* **Work request**
Write the records out again without change. Leave the pictures behind.

Component data from apps and pages
-*-

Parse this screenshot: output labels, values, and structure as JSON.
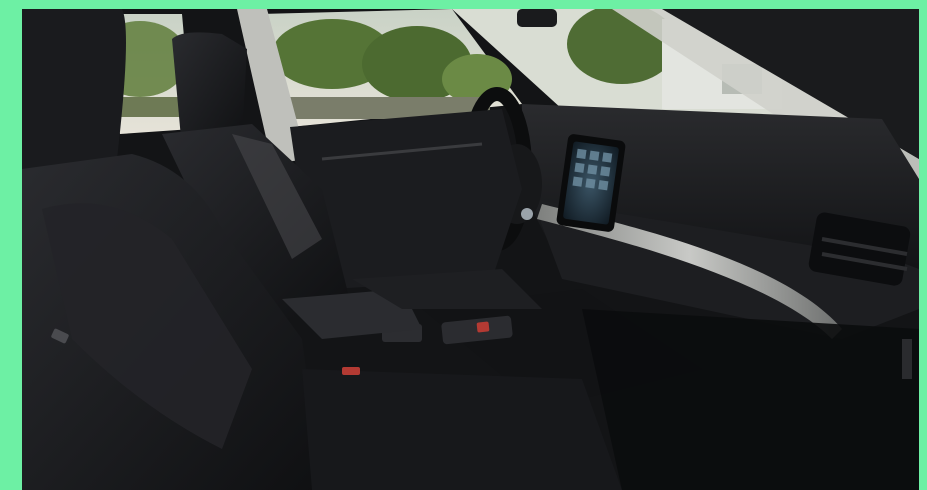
{
  "frame": {
    "border_color": "#6df0a4"
  },
  "photo": {
    "subject": "car-interior",
    "colors": {
      "upholstery": "#1b1c1f",
      "dashboard": "#151618",
      "trim": "#a9aaa8",
      "foliage": "#5f7d3b",
      "sky": "#d6dccf",
      "screen": "#20303b"
    }
  }
}
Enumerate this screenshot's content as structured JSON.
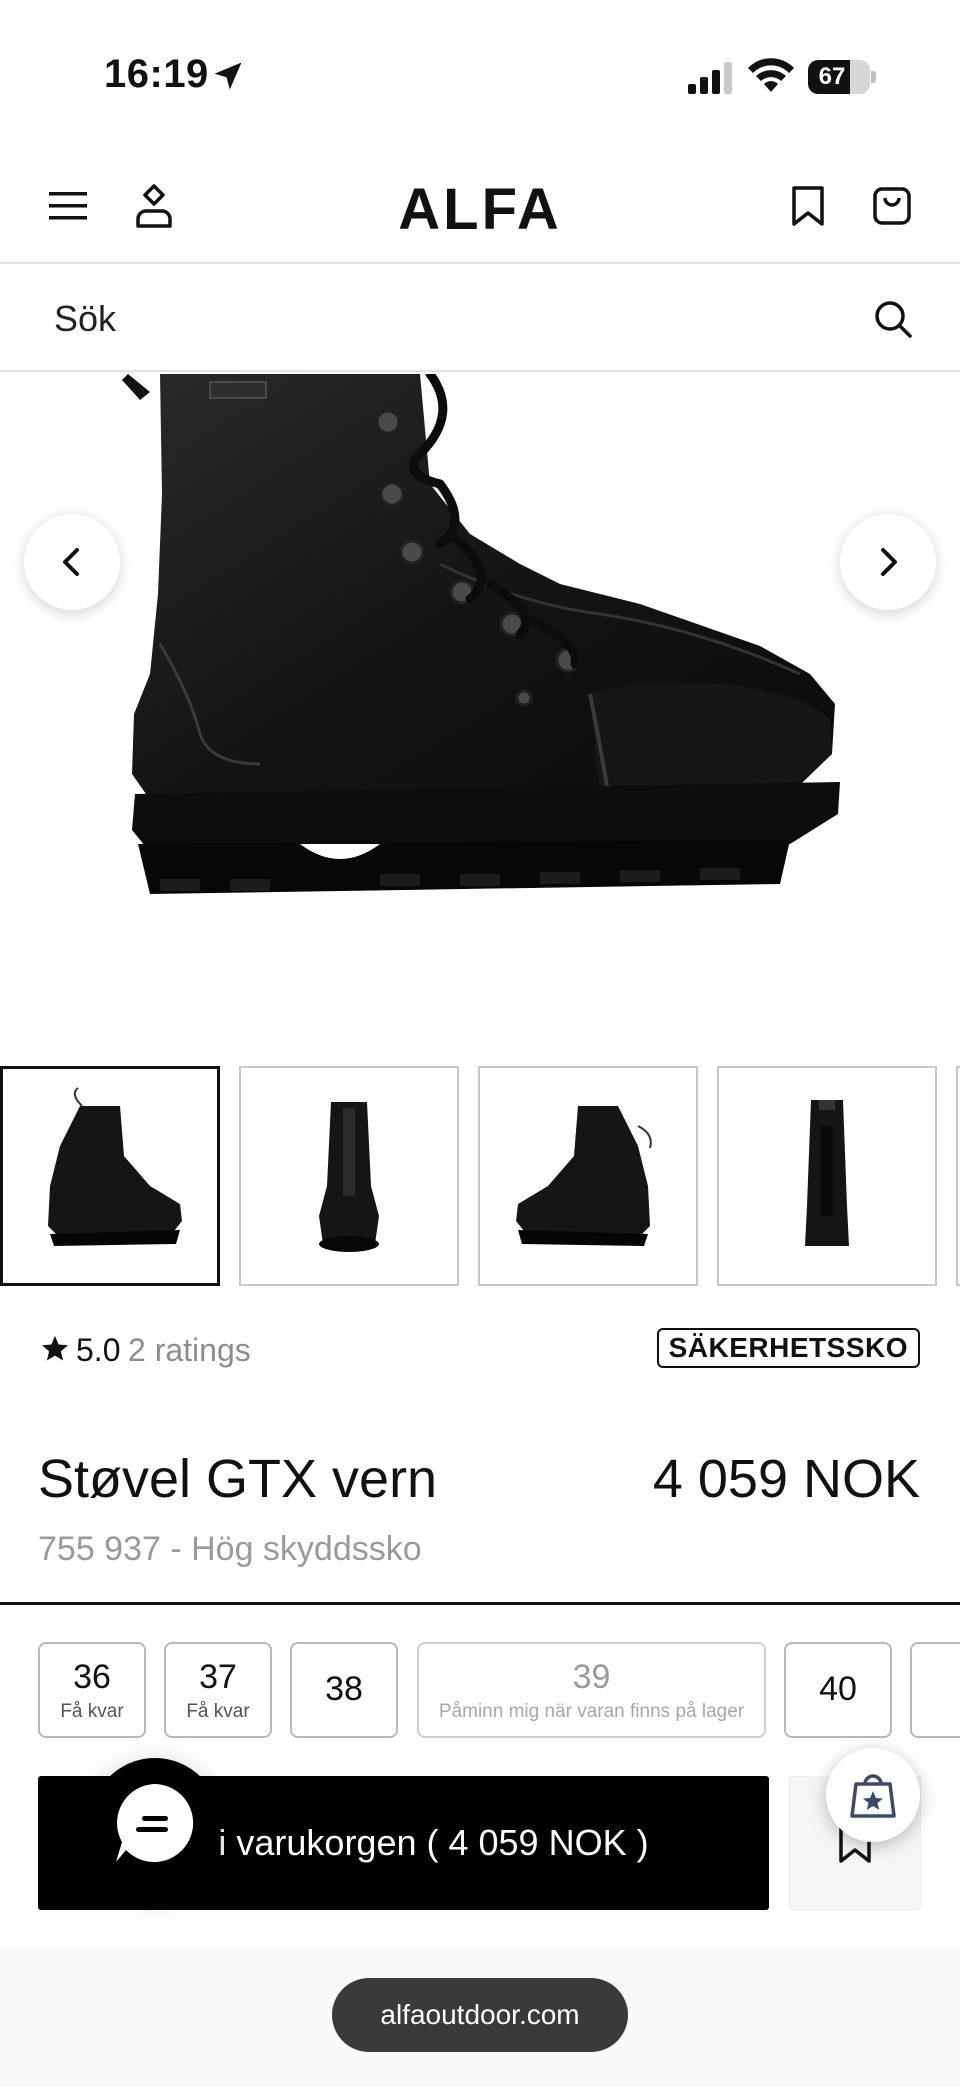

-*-

* **Expected answer**
Parse this screenshot: output labels, values, and structure as JSON.
{
  "frame": {
    "border_color": "#6df0a4"
  },
  "photo": {
    "subject": "car-interior",
    "colors": {
      "upholstery": "#1b1c1f",
      "dashboard": "#151618",
      "trim": "#a9aaa8",
      "foliage": "#5f7d3b",
      "sky": "#d6dccf",
      "screen": "#20303b"
    }
  }
}
Enumerate this screenshot's content as structured JSON.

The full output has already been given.